═════ Records for the exercise ═════

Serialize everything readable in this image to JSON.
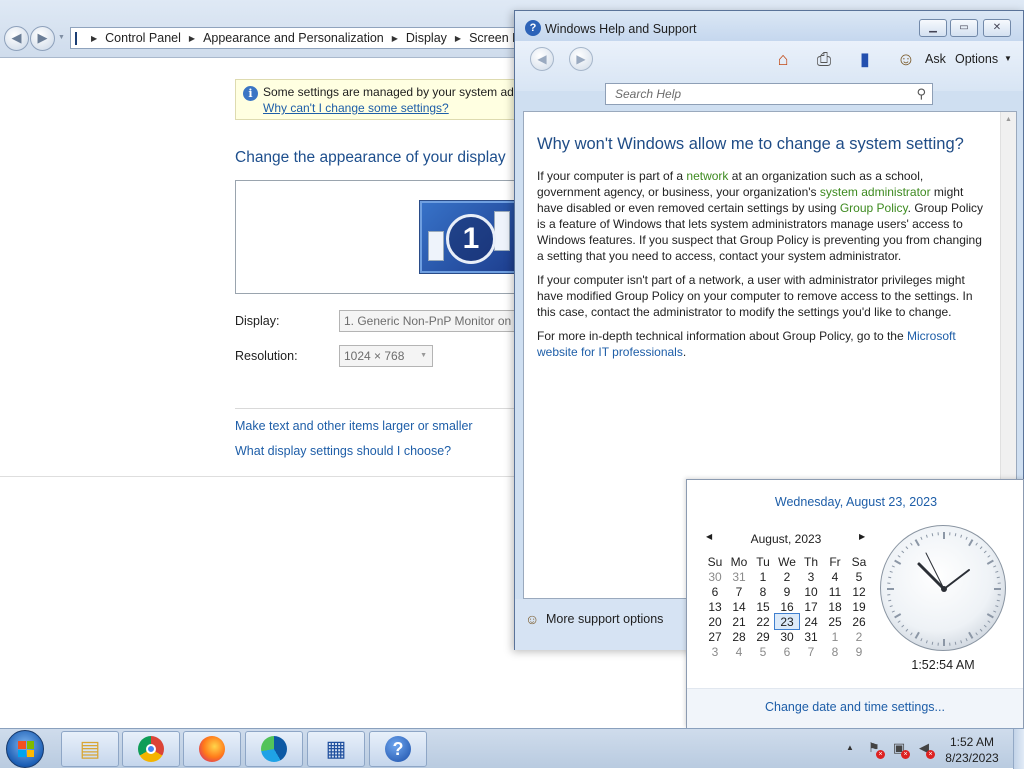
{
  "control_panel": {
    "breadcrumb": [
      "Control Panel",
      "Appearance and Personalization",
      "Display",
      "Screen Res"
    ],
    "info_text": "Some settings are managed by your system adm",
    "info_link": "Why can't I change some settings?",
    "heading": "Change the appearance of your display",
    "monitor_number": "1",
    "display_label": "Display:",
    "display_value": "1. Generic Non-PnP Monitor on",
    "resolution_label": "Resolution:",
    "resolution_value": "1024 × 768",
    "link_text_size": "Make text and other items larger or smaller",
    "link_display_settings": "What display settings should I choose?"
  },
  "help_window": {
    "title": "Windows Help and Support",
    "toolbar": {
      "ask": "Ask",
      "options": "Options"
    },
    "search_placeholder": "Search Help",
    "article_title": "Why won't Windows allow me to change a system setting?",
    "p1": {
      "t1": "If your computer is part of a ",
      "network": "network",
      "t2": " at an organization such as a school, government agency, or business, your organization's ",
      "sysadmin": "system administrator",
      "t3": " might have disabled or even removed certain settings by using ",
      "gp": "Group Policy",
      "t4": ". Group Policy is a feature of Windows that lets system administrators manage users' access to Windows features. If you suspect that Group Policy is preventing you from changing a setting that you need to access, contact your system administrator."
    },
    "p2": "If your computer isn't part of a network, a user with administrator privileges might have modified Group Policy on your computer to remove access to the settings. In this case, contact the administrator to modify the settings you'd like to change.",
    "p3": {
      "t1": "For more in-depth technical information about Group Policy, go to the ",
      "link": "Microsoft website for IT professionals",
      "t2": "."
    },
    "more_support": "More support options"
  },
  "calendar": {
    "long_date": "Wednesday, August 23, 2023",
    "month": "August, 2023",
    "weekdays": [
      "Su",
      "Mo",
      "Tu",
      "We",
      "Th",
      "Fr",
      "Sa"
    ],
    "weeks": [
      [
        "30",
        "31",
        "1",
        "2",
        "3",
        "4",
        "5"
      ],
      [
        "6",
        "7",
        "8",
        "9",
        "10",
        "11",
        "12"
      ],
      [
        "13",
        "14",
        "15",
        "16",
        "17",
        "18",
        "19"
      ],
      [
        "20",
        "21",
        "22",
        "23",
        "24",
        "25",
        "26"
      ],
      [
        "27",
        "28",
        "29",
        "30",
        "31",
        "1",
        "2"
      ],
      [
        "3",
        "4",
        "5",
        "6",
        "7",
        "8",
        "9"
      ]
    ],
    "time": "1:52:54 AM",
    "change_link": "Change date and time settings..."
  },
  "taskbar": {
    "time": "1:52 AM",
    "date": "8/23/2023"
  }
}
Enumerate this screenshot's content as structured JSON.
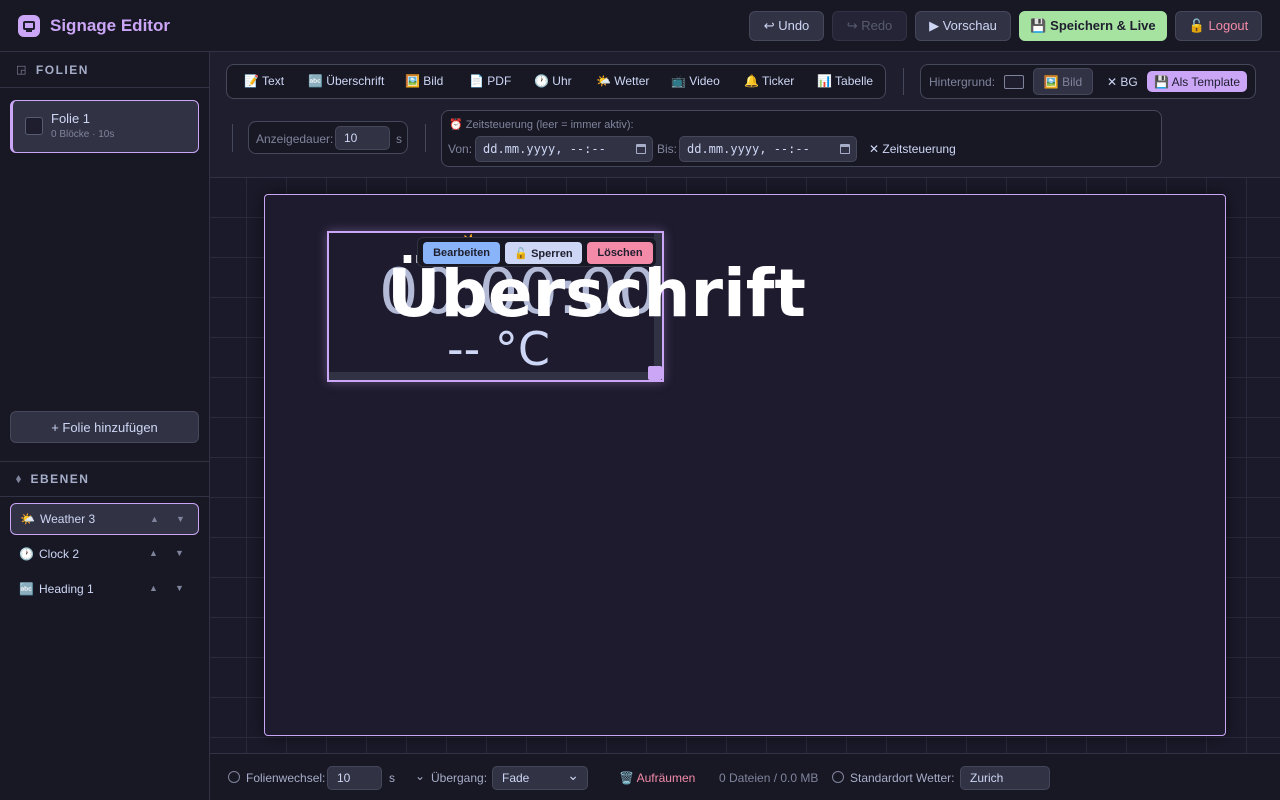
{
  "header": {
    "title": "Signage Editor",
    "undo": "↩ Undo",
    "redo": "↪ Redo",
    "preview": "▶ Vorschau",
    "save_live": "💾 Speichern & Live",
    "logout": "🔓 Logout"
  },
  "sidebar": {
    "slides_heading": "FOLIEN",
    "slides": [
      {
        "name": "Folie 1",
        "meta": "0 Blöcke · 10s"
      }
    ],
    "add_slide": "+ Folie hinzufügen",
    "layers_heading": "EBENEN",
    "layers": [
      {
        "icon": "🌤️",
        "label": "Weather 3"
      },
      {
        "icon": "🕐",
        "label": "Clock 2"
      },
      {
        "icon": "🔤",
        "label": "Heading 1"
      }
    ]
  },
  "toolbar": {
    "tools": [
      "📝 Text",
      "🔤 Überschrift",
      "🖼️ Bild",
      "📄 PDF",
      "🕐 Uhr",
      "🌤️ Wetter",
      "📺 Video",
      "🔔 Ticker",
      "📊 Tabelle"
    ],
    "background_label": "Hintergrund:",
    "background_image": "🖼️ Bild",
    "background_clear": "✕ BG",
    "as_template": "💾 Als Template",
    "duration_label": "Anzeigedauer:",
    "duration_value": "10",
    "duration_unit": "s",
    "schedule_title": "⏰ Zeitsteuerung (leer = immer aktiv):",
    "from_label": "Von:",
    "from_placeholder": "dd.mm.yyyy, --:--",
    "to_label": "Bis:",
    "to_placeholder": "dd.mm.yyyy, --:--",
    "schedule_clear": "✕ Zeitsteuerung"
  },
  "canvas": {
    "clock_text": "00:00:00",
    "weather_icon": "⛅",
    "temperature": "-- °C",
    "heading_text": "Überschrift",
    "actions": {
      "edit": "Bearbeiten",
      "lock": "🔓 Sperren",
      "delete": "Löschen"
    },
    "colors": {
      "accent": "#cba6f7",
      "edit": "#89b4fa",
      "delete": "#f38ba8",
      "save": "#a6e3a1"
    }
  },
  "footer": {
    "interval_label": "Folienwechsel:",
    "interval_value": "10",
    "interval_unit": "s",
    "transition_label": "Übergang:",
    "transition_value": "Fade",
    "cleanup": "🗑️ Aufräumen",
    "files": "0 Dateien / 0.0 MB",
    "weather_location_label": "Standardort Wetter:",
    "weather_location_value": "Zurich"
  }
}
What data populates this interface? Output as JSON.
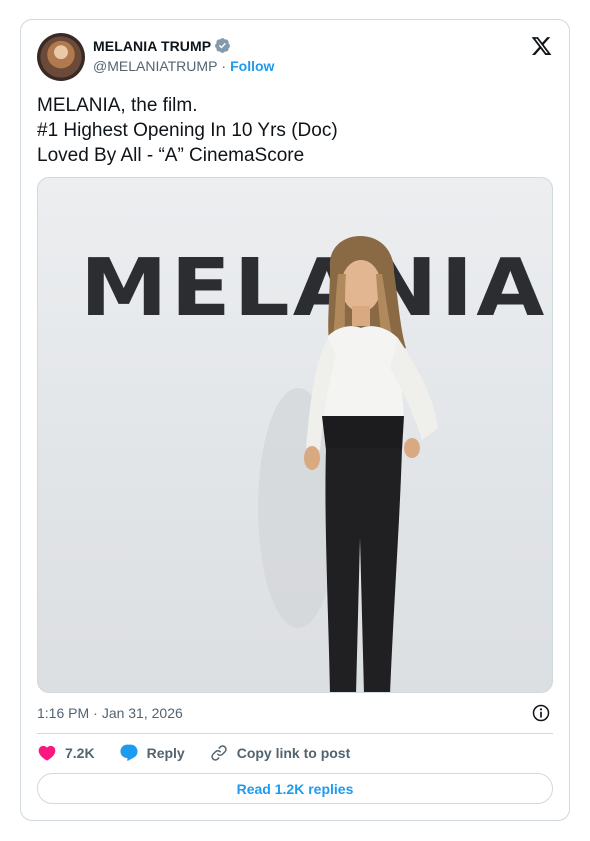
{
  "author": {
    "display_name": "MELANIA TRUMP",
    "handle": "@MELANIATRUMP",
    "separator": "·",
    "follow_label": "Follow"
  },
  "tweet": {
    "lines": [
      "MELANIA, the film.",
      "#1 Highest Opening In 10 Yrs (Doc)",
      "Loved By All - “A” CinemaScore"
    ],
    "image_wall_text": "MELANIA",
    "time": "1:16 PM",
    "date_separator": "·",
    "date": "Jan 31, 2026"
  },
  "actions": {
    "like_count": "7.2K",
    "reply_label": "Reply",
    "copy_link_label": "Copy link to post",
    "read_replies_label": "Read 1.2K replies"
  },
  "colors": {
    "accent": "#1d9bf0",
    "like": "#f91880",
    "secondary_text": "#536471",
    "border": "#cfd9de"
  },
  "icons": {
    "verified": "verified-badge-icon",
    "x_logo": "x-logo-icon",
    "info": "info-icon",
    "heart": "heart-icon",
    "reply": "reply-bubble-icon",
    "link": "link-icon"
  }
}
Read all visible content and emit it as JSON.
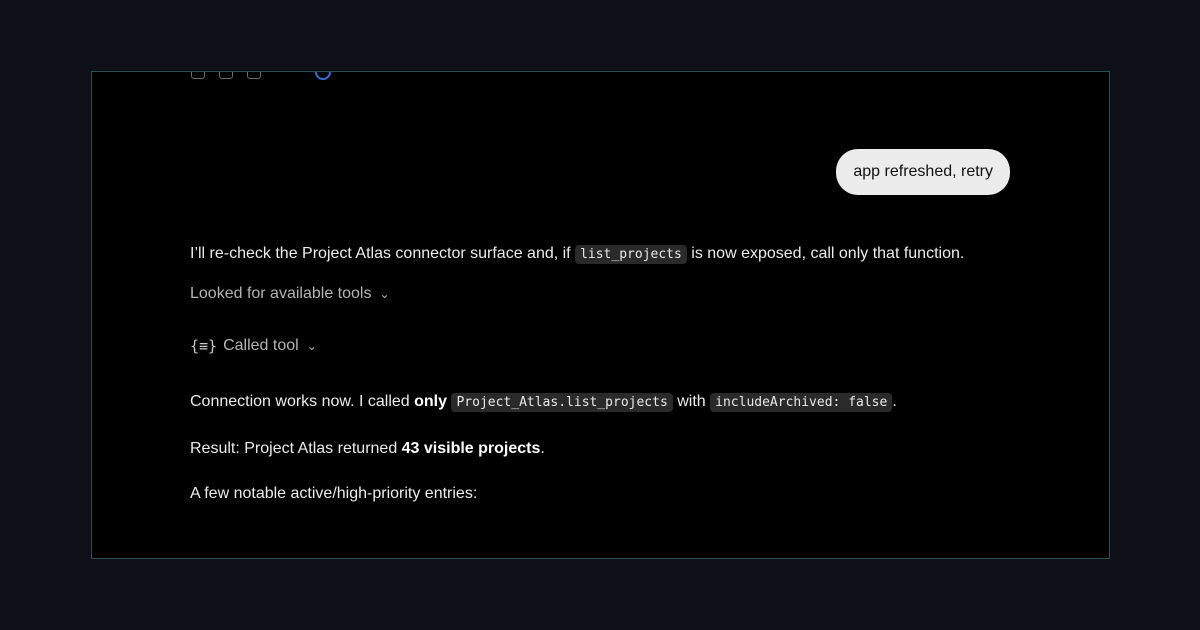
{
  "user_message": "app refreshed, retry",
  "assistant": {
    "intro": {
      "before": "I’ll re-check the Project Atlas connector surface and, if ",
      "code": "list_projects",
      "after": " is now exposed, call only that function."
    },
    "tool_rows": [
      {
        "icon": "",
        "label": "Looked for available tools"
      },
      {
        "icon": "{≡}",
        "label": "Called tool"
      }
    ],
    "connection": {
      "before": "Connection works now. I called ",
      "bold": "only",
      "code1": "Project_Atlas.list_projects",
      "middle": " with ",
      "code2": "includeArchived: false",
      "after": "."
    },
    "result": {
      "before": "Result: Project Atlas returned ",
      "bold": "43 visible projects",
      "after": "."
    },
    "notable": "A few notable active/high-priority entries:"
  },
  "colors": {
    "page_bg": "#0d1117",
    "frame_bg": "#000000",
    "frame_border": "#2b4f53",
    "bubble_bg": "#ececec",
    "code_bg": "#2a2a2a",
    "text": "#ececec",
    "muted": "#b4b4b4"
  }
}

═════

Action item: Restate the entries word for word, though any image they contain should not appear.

Written response:
Serialize everything readable in this image to JSON.
{
  "control_panel": {
    "breadcrumb": [
      "Control Panel",
      "Appearance and Personalization",
      "Display",
      "Screen Res"
    ],
    "info_text": "Some settings are managed by your system adm",
    "info_link": "Why can't I change some settings?",
    "heading": "Change the appearance of your display",
    "monitor_number": "1",
    "display_label": "Display:",
    "display_value": "1. Generic Non-PnP Monitor on",
    "resolution_label": "Resolution:",
    "resolution_value": "1024 × 768",
    "link_text_size": "Make text and other items larger or smaller",
    "link_display_settings": "What display settings should I choose?"
  },
  "help_window": {
    "title": "Windows Help and Support",
    "toolbar": {
      "ask": "Ask",
      "options": "Options"
    },
    "search_placeholder": "Search Help",
    "article_title": "Why won't Windows allow me to change a system setting?",
    "p1": {
      "t1": "If your computer is part of a ",
      "network": "network",
      "t2": " at an organization such as a school, government agency, or business, your organization's ",
      "sysadmin": "system administrator",
      "t3": " might have disabled or even removed certain settings by using ",
      "gp": "Group Policy",
      "t4": ". Group Policy is a feature of Windows that lets system administrators manage users' access to Windows features. If you suspect that Group Policy is preventing you from changing a setting that you need to access, contact your system administrator."
    },
    "p2": "If your computer isn't part of a network, a user with administrator privileges might have modified Group Policy on your computer to remove access to the settings. In this case, contact the administrator to modify the settings you'd like to change.",
    "p3": {
      "t1": "For more in-depth technical information about Group Policy, go to the ",
      "link": "Microsoft website for IT professionals",
      "t2": "."
    },
    "more_support": "More support options"
  },
  "calendar": {
    "long_date": "Wednesday, August 23, 2023",
    "month": "August, 2023",
    "weekdays": [
      "Su",
      "Mo",
      "Tu",
      "We",
      "Th",
      "Fr",
      "Sa"
    ],
    "weeks": [
      [
        "30",
        "31",
        "1",
        "2",
        "3",
        "4",
        "5"
      ],
      [
        "6",
        "7",
        "8",
        "9",
        "10",
        "11",
        "12"
      ],
      [
        "13",
        "14",
        "15",
        "16",
        "17",
        "18",
        "19"
      ],
      [
        "20",
        "21",
        "22",
        "23",
        "24",
        "25",
        "26"
      ],
      [
        "27",
        "28",
        "29",
        "30",
        "31",
        "1",
        "2"
      ],
      [
        "3",
        "4",
        "5",
        "6",
        "7",
        "8",
        "9"
      ]
    ],
    "time": "1:52:54 AM",
    "change_link": "Change date and time settings..."
  },
  "taskbar": {
    "time": "1:52 AM",
    "date": "8/23/2023"
  }
}
Enumerate this screenshot's content as structured JSON.
{
  "header": {
    "title": "Signage Editor",
    "undo": "↩ Undo",
    "redo": "↪ Redo",
    "preview": "▶ Vorschau",
    "save_live": "💾 Speichern & Live",
    "logout": "🔓 Logout"
  },
  "sidebar": {
    "slides_heading": "FOLIEN",
    "slides": [
      {
        "name": "Folie 1",
        "meta": "0 Blöcke · 10s"
      }
    ],
    "add_slide": "+ Folie hinzufügen",
    "layers_heading": "EBENEN",
    "layers": [
      {
        "icon": "🌤️",
        "label": "Weather 3"
      },
      {
        "icon": "🕐",
        "label": "Clock 2"
      },
      {
        "icon": "🔤",
        "label": "Heading 1"
      }
    ]
  },
  "toolbar": {
    "tools": [
      "📝 Text",
      "🔤 Überschrift",
      "🖼️ Bild",
      "📄 PDF",
      "🕐 Uhr",
      "🌤️ Wetter",
      "📺 Video",
      "🔔 Ticker",
      "📊 Tabelle"
    ],
    "background_label": "Hintergrund:",
    "background_image": "🖼️ Bild",
    "background_clear": "✕ BG",
    "as_template": "💾 Als Template",
    "duration_label": "Anzeigedauer:",
    "duration_value": "10",
    "duration_unit": "s",
    "schedule_title": "⏰ Zeitsteuerung (leer = immer aktiv):",
    "from_label": "Von:",
    "from_placeholder": "dd.mm.yyyy, --:--",
    "to_label": "Bis:",
    "to_placeholder": "dd.mm.yyyy, --:--",
    "schedule_clear": "✕ Zeitsteuerung"
  },
  "canvas": {
    "clock_text": "00:00:00",
    "weather_icon": "⛅",
    "temperature": "-- °C",
    "heading_text": "Überschrift",
    "actions": {
      "edit": "Bearbeiten",
      "lock": "🔓 Sperren",
      "delete": "Löschen"
    },
    "colors": {
      "accent": "#cba6f7",
      "edit": "#89b4fa",
      "delete": "#f38ba8",
      "save": "#a6e3a1"
    }
  },
  "footer": {
    "interval_label": "Folienwechsel:",
    "interval_value": "10",
    "interval_unit": "s",
    "transition_label": "Übergang:",
    "transition_value": "Fade",
    "cleanup": "🗑️ Aufräumen",
    "files": "0 Dateien / 0.0 MB",
    "weather_location_label": "Standardort Wetter:",
    "weather_location_value": "Zurich"
  }
}
What data populates this interface? Output as JSON.
{
  "author": {
    "display_name": "MELANIA TRUMP",
    "handle": "@MELANIATRUMP",
    "separator": "·",
    "follow_label": "Follow"
  },
  "tweet": {
    "lines": [
      "MELANIA, the film.",
      "#1 Highest Opening In 10 Yrs (Doc)",
      "Loved By All - “A” CinemaScore"
    ],
    "image_wall_text": "MELANIA",
    "time": "1:16 PM",
    "date_separator": "·",
    "date": "Jan 31, 2026"
  },
  "actions": {
    "like_count": "7.2K",
    "reply_label": "Reply",
    "copy_link_label": "Copy link to post",
    "read_replies_label": "Read 1.2K replies"
  },
  "colors": {
    "accent": "#1d9bf0",
    "like": "#f91880",
    "secondary_text": "#536471",
    "border": "#cfd9de"
  },
  "icons": {
    "verified": "verified-badge-icon",
    "x_logo": "x-logo-icon",
    "info": "info-icon",
    "heart": "heart-icon",
    "reply": "reply-bubble-icon",
    "link": "link-icon"
  }
}
Read all visible content and emit it as JSON.
{
  "user_message": "app refreshed, retry",
  "assistant": {
    "intro": {
      "before": "I’ll re-check the Project Atlas connector surface and, if ",
      "code": "list_projects",
      "after": " is now exposed, call only that function."
    },
    "tool_rows": [
      {
        "icon": "",
        "label": "Looked for available tools"
      },
      {
        "icon": "{≡}",
        "label": "Called tool"
      }
    ],
    "connection": {
      "before": "Connection works now. I called ",
      "bold": "only",
      "code1": "Project_Atlas.list_projects",
      "middle": " with ",
      "code2": "includeArchived: false",
      "after": "."
    },
    "result": {
      "before": "Result: Project Atlas returned ",
      "bold": "43 visible projects",
      "after": "."
    },
    "notable": "A few notable active/high-priority entries:"
  },
  "colors": {
    "page_bg": "#0d1117",
    "frame_bg": "#000000",
    "frame_border": "#2b4f53",
    "bubble_bg": "#ececec",
    "code_bg": "#2a2a2a",
    "text": "#ececec",
    "muted": "#b4b4b4"
  }
}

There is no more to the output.